- Obtain the recommended bulk 3 / 16 in. double wall steel brake tubing and the correct standard tube nuts for 3 / 16 in. tubing.
The outside diameter of the line is used to specify size.
- Using a tubing cutter, cut the tubing to the proper length. Clean burrs after cutting. The correct length may be determined by measuring the line to be replaced using a length of cord, then adding 1 / 8 in. (1.2mm) for each flare.
Make sure the fittings are installed and oriented correctly before flaring both ends of the line.
- Place a tube nut onto the tube in the correct direction, then flare the tube with an SAE inverted flare or a metric ISO flare using Brake Line Flaring Tool D81L-2269-A, or equivalent. Carefully follow the instructions included with the tool. Repeat on the opposite end of the tube.
- Bend the replacement tube to match the removed tube using a tubing bender. When the replacement brake tube is installed, maintain adequate clearance to metal edges and moving or vibrating parts.
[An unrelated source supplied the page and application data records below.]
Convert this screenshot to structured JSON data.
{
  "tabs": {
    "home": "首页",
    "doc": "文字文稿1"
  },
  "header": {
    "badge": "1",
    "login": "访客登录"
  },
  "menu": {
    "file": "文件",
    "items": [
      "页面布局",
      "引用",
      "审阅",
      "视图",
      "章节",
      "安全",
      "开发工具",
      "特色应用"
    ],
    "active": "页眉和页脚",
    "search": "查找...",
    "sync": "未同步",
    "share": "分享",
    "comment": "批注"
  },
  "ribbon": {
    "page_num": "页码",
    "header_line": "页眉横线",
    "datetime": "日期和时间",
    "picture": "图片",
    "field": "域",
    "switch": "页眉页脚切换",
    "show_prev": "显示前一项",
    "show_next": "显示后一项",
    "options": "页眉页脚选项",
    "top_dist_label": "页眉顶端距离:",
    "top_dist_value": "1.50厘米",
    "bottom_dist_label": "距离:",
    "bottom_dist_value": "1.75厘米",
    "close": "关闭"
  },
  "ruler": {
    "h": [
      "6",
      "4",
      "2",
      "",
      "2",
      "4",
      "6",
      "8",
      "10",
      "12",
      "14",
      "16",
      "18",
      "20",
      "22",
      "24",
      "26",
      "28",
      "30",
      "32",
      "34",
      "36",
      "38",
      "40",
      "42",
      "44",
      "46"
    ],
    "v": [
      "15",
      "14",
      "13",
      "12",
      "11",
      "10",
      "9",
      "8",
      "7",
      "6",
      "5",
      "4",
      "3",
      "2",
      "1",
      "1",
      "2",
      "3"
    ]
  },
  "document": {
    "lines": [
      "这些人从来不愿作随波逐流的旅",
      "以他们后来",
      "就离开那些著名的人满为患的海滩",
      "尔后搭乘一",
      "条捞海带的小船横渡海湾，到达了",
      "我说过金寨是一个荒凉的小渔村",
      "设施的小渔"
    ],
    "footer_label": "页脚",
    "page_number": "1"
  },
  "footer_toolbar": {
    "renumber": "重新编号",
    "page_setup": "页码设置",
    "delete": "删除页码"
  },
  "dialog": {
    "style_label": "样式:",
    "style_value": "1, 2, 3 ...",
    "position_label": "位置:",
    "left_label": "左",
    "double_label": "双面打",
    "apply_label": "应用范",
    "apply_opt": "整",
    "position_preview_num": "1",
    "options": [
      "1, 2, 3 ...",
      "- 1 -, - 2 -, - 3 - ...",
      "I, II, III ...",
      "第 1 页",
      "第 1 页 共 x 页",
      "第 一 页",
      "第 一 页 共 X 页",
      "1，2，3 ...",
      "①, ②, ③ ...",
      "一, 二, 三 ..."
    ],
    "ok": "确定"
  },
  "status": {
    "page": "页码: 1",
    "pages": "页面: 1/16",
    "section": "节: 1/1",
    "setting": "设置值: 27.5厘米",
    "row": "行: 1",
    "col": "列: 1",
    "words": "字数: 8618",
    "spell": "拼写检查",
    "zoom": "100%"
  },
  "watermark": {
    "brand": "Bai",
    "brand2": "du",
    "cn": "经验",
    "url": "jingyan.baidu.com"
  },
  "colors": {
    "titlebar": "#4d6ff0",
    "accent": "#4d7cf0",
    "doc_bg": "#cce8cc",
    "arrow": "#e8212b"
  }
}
- Clean the brake tube by flushing with clean brake fluid. Install the brake tube, then tighten the tube nuts to specification using an inch lb. torque wrench.
- Bleed the brake system.